You’re on your couch, it’s been a long day, and there’s no way you’re cooking anything, not even preheating the oven for a frozen pizza. Understood. We all know that food delivery is the miracle solution that upcharges for convenience, but if you live in a metropolitan area, you’re probably getting gouged even harder than you thought. Third-party delivery apps are terrible for multiple reasons, but new data published by credit builder Self Financial highlights just how much of a rip-off they can be.
In order to determine delivery pricing, Self placed the exact same food order from McDonald’s in 100 cities using major third-party delivery services DoorDash, Uber Eats, and Grubhub. The order: a Double Quarter Pounder meal, a 10-piece McNugget meal, a regular-sized Coke, and medium fries.
Perhaps unsurprisingly, the delivery markup on these orders is brutal. Here are some major cities’ prices, to give you an idea:
- Seattle (meal cost in-store $23.53, average delivery app cost $55.35)
- Los Angeles (meal cost in-store $22.73, average delivery app cost $43.91)
- Chicago (meal cost in-store $20.80, average delivery app cost $42.50)
- New York City (meal cost in-store $27.93, average delivery app cost $48.66)
- Houston (meal cost in-store $15.98, average delivery app cost $34.25)
The cheapest city for food delivery is Lubbock, Texas, where the average delivery app cost for the meals was $31.40. But that only speaks to how cheap the McDonald’s prices were to begin with; the markup from third-party delivery still hovers at around 100%. The city with the lowest price markup is Lincoln, Nebraska, where the total cost was a 23% markup over in-store prices.
Uber Eats was found to be the worst offender among the third-party delivery apps, in terms of added fees.
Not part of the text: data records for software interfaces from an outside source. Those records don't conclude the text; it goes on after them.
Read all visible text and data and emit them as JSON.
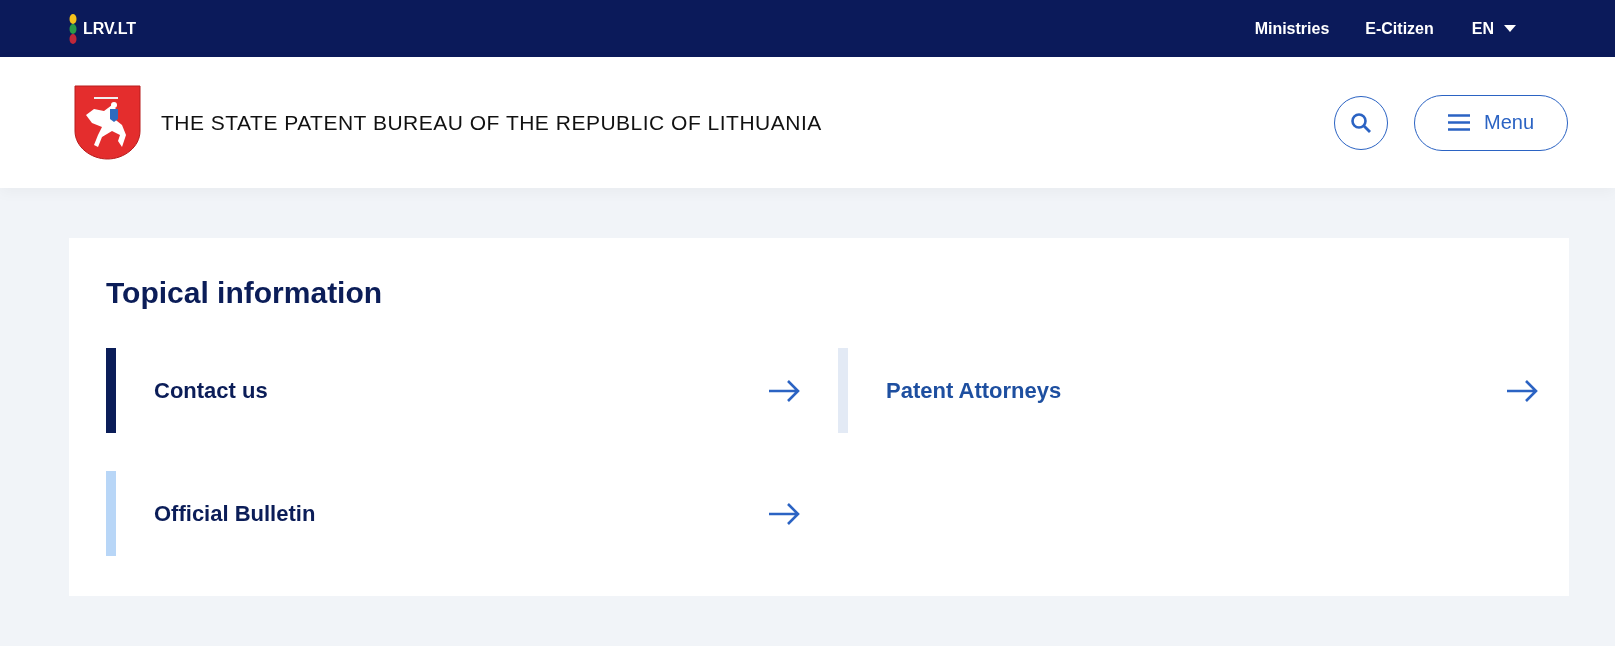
{
  "top_bar": {
    "logo": "LRV.LT",
    "links": [
      "Ministries",
      "E-Citizen"
    ],
    "language": "EN"
  },
  "header": {
    "title": "THE STATE PATENT BUREAU OF THE REPUBLIC OF LITHUANIA",
    "menu_button": "Menu"
  },
  "section": {
    "title": "Topical information",
    "items": [
      {
        "label": "Contact us",
        "color": "#0b1d58",
        "hovered": false
      },
      {
        "label": "Patent Attorneys",
        "color": "#e3eaf5",
        "hovered": true
      },
      {
        "label": "Official Bulletin",
        "color": "#b8d6f7",
        "hovered": false
      }
    ]
  }
}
All told, the charges included the food cost itself, delivery fees, service fees, sales tax, tip (15% standard), and “other” fees, an amorphous category that varies state to state depending on delivery app regulations and includes things like fuel costs and small order fees
DoorDash had slightly lower markups than Uber Eats on average, and Grubhub came in at the bottom; as Forbes notes, Grubhub’s pricing model prioritizes lower fees, a competitive edge when up against Uber Eats’ name recognition.
None of us can cook all the time—nor should we be expected to—and sometimes leaving the house is impossible, for reasons ranging from inebriation to injury. But next time you order, you might want to squint a little closer at all those tacked-on fees and consider whether your McNugget meal is worth the price of 10 Big Macs.